One of the top news stories in the NFL now is the emergence of another buying group; a group mentioned at the NFL owners meetings in Houston. This group led by billionaire Philip Anschutz out of Denver is very interested in building a new stadium in downtown Los Angeles.

This would mean at least one or two NFL teams would follow. Commissioner Paul Tagliabue has even approved the process in forming a committee of owners to look into the stadium idea and a possible relocation of a current NFL team.

What is known is that the facility will eventually be built, Anschutz has deep pockets and has a way of getting what he wants when he wants it done. There is a group of Los Angeles businessmen involved with him in getting this idea beyond the planning stages.

People of high profile begin with Ex-Bronco quarterback John Elway to want an in inside this group as well as Casey Wasserman who owns the Arena Football franchise, the Los Angeles Avengers, is heavily involved.

Of course the logistics of building a stadium and relocating a team are huge. The leading team with the most upside at this time seems to be the San Diego Chargers, however the NFL will want two teams in the nations second biggest television market. Preferably, it should be a NFC team; due to the fact that the Chargers are an AFC team.

Believe it or not San Francisco could be the player in this scenario, it is one that I care not too much about. Only time will really tell but there are several factors that point to the 49er’s as being a good possibility.

We have the absolute worst stadium in the NFL. We hired Peter Harris as the team president two years ago for the sole purpose of getting a new stadium built. Now unfortunately you hear almost nothing about it, and 49er fans are left wondering what is to become of a stadium that is withering under age and broken promises.

Nothing seems to be happening with it at all, and sources from within Santa Clara headquarters say nothing is being done about it so far. Peter Harris seems to be embroiled in thick red tape, and the job he was hired to do is seemingly becoming impossible to fulfill.

It seems like the public in San Francisco need to be more involved in this process, getting more participation from voters in the area and on a municipal level would be ideal.

I would hope that all citizens in the Bay Area would want something done about the status of Candlestick, 3-Com or San Francisco Stadium at Candlestick Point. Whatever you want to call it, it has to bug you that nothing is being accomplished.

The ownership of the 49er’s then becomes a focus, are they simply blowing a smokescreen because they are nit interested in keeping the franchise long term? We all know that Mr. Anschuta and Mr. Wasserman just don’t want a new stadium in Los Angeles, they want to won the team that inhabits that stadium as well. Another franchise struggling with both stadium and ownership changes is the Arizona Cardinals.

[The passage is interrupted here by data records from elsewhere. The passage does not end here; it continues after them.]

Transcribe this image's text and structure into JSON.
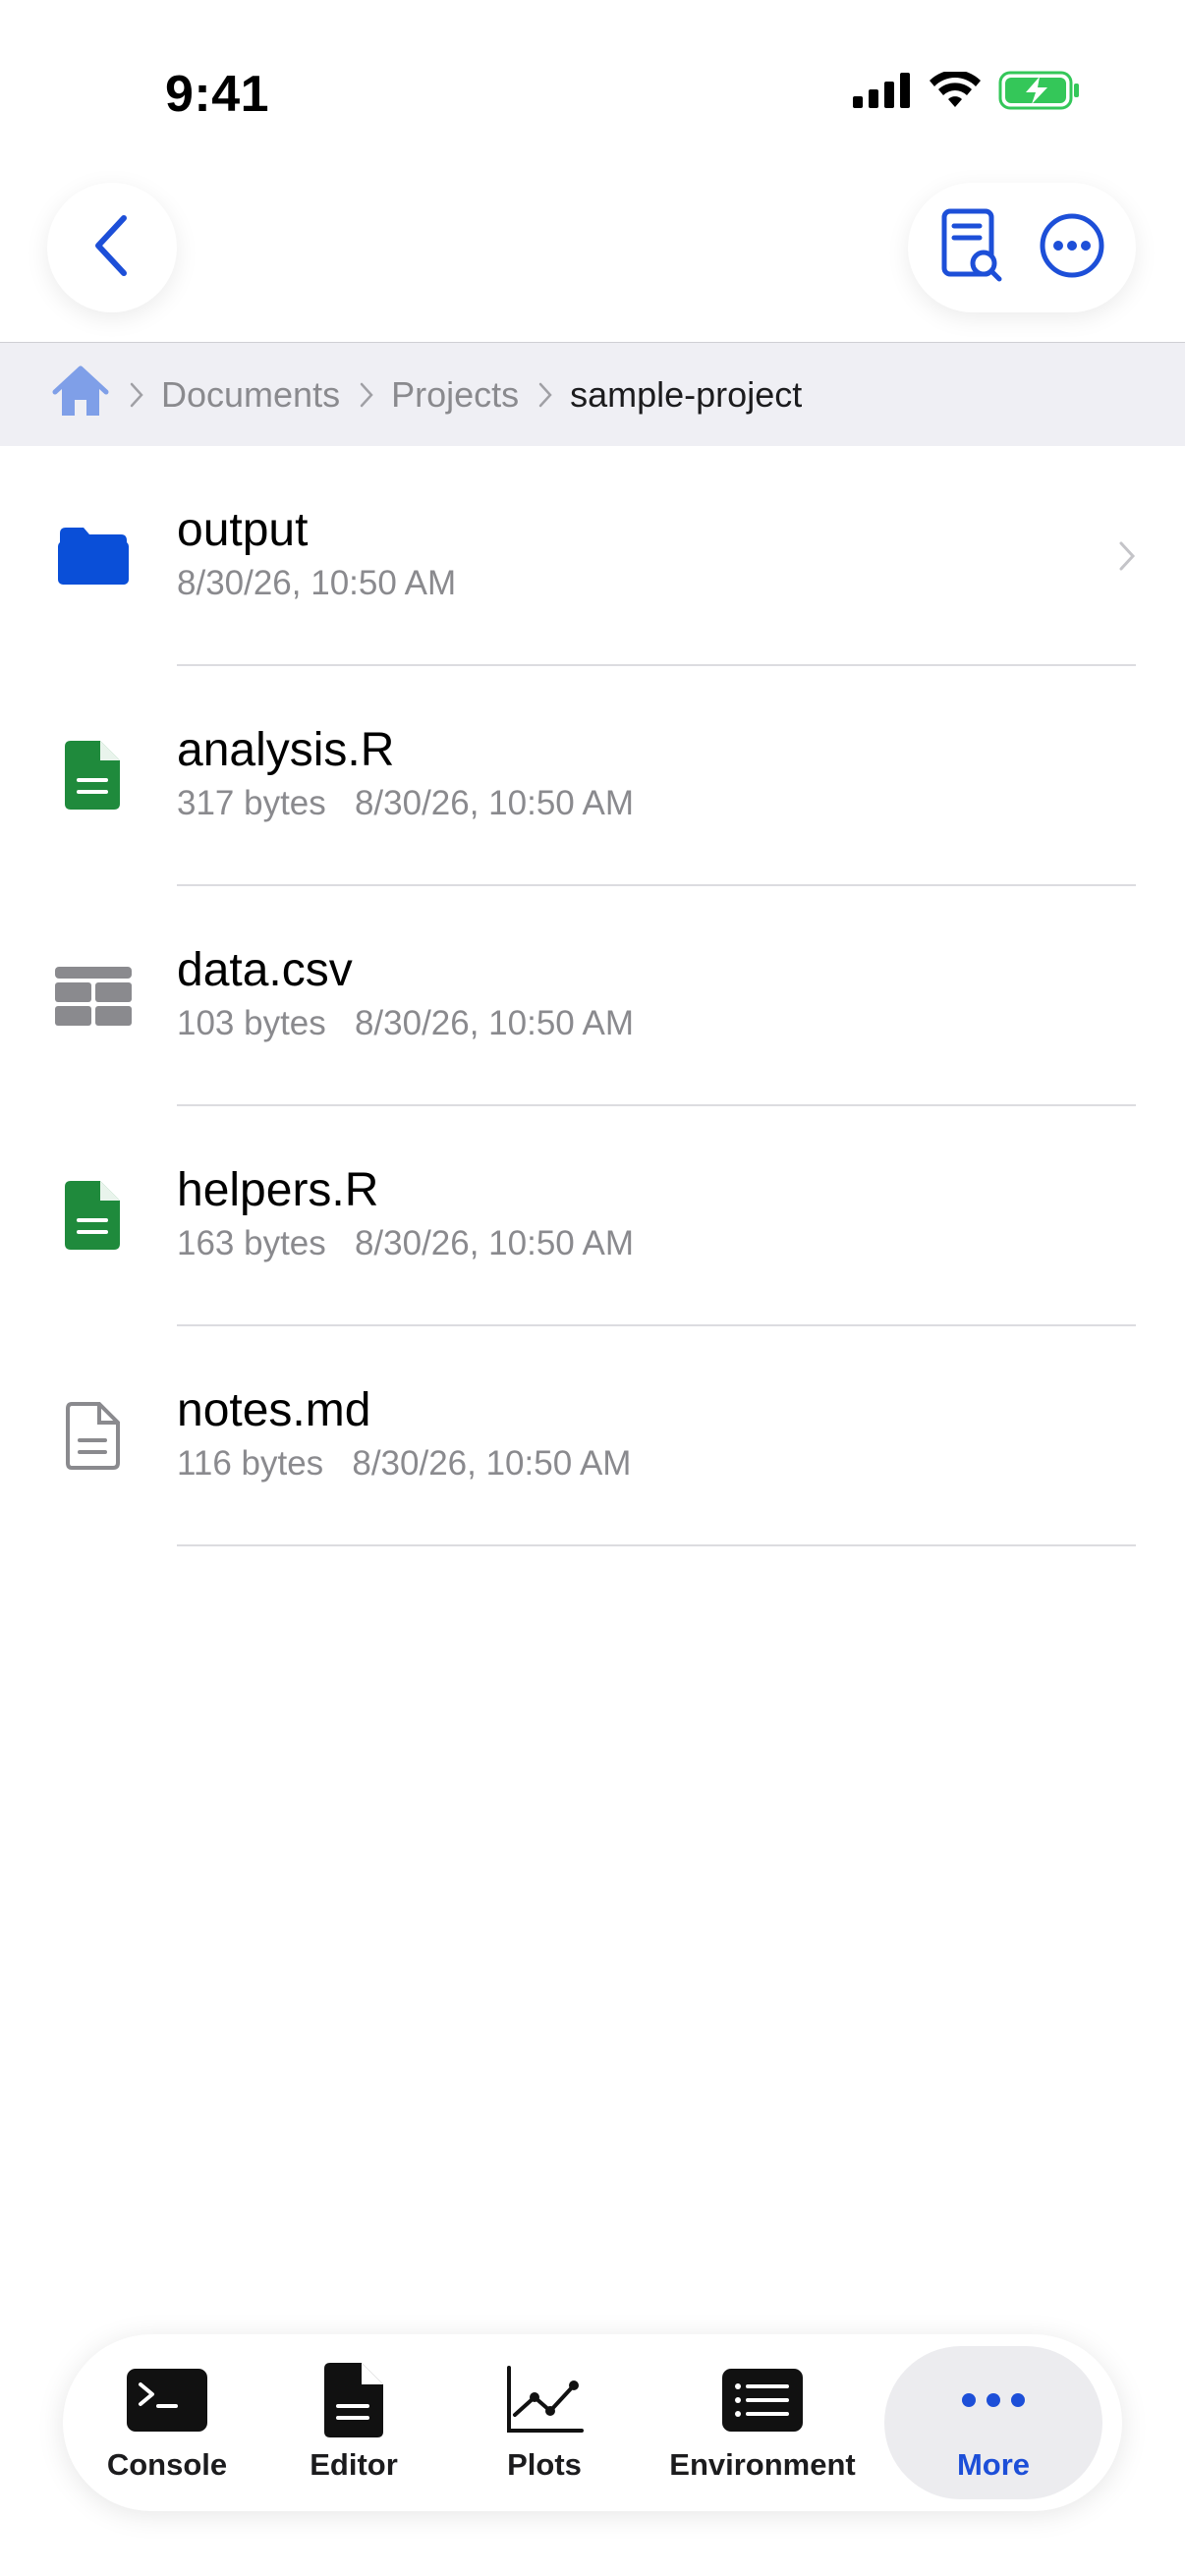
{
  "status_bar": {
    "time": "9:41"
  },
  "breadcrumb": {
    "items": [
      "Documents",
      "Projects",
      "sample-project"
    ]
  },
  "files": [
    {
      "name": "output",
      "meta": "8/30/26, 10:50 AM",
      "icon": "folder-icon"
    },
    {
      "name": "analysis.R",
      "meta": "317 bytes   8/30/26, 10:50 AM",
      "icon": "r-file-icon"
    },
    {
      "name": "data.csv",
      "meta": "103 bytes   8/30/26, 10:50 AM",
      "icon": "table-icon"
    },
    {
      "name": "helpers.R",
      "meta": "163 bytes   8/30/26, 10:50 AM",
      "icon": "r-file-icon"
    },
    {
      "name": "notes.md",
      "meta": "116 bytes   8/30/26, 10:50 AM",
      "icon": "document-icon"
    }
  ],
  "tabs": [
    {
      "label": "Console",
      "icon": "terminal-icon"
    },
    {
      "label": "Editor",
      "icon": "document-icon"
    },
    {
      "label": "Plots",
      "icon": "line-chart-icon"
    },
    {
      "label": "Environment",
      "icon": "list-icon"
    },
    {
      "label": "More",
      "icon": "ellipsis-icon",
      "active": true
    }
  ],
  "colors": {
    "accent": "#1d4fd8",
    "folder": "#0a4fd8",
    "r_file": "#1f8a3c",
    "muted": "#8a8a8e",
    "battery": "#34c759"
  }
}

One thing I know, and that is fans want to see something done with the stadium issue. I for one do not want to see the 49er’s relocated to Los Angeles. But at the same time it is up to all citizens of San Francisco to voice their wishes to their respective legislators.

The York’s need to examine every possibility in building a new stadium or renovating our current one. Either would be acceptable in my eyes, keeping the 49er’s in San Francisco is on the other hand a must.